6) Make two notches at the top of the cardboard tube for the coat hanger to sit in and tape securely.  The tube we used was a bit shorter than me (you need one at least as tall as your height to the base of your neck).  The base of the tube is supported on a stand made using an upturned table leg screwed onto a bread board.

7) Tape shoulder pads into the shoulders and lady lumps to keep their definition, then place the dummy over the coat hanger and tape up the back.

8) Stuff the dummy as tightly as you can.  She turned out to be very greedy!

9) Check the dummy’s measurements against your own before finishing her.  I found the waist on my dummy was quite a bit bigger than my real waist. I think because I had been moving around as I was wrapped.  To remedy this we cut darts into the tape shell to reduce the size and then re-taped the holes back up.

10) Cut bits of cardboard to go into the arm, neck and hip holes and taping them securely in place to stop the stuffing coming out.

11) Compare your height to the base of your neck to that of your dummy and alter the length of card board tube to match.

It took us the best part of a day to make her.  The wrapping didn’t take long at all but the stuffing was quite time consuming and  fiddly.

I’ll probably have a go at tidying her up and decorating her when I have a chance but in the mean time I was glad to see she fitted into my new Beignet skirt beautifully!

I Love My New Skirt!

I’m wearing the skirt with the Manu cardigan (from Kate Davies of Needled) I knitted a couple of years ago

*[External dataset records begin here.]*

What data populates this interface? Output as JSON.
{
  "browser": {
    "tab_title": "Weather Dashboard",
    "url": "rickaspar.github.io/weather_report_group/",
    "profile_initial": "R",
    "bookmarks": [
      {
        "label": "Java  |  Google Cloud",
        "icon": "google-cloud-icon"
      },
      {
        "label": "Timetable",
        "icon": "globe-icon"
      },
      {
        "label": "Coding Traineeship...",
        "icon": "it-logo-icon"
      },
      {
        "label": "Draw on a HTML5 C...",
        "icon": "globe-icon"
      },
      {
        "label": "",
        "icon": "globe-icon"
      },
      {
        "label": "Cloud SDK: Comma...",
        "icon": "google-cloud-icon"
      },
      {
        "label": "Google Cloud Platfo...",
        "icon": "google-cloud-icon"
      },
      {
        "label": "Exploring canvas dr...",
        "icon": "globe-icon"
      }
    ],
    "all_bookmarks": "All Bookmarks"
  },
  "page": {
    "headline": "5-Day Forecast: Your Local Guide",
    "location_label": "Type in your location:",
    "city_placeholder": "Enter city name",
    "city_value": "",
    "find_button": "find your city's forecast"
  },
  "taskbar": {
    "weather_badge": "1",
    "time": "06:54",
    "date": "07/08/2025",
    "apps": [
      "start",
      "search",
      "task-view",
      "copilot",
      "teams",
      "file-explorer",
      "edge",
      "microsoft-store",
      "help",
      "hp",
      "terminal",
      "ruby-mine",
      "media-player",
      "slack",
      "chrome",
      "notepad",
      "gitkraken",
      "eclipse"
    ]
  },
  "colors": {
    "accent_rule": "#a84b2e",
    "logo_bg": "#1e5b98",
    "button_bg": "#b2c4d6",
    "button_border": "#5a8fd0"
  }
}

I knew this would be good the moment I spotted the grey herringbone linen in Cloth House; it has such a lovely feel, and the funky orange buttons from Knit and Yarn in Bungay were just crying out to be teamed with it.

The pattern is Beignet from Colette.  The Colette standard woman is clearly a different shape from me; she has wider hips (or more probably a smaller waist) that start much lower than mine.  I had the same issues with the Clover pattern and after 5 muslins I gave up!  I had several goes at fitting this skirt too but with a much better result.

The buttons are larger than those specified in the pattern.  I realised this would cause a problem after I had made the skirt so I ended up by ripping off the two fronts and cutting new ones 3/8″ wider than the originals to compensate.  Fortunately (?) the pattern fabric requirements were so overly generous I had enough to make a second skirt had I wanted to.

I thought the most difficult bit would be to sew the curve where the lining meets the facing inside the two fronts, but actually this went reasonably well (both times!).  I was also very sceptical about my machine’s ability to handle the button holes but it defied my expectations and didn’t gobble the skirt up as I had fully expected it to do.  The hardest part in the end turned out to be making the belt loops.  I know this should have been really simple but sometimes my machine refuses to work with small pieces of fabric and this was one of those times!  Also for the life of me I couldn’t turn them inside-out as the pattern specified.  In the end I botched them together as neatly as I could.


Lastly I should show you the secret inside!  I love unexpected linings.

Sorry about the creases in the photos  – I have been wearing the skirt all morning.  I tend to consider creases in linen as acceptable!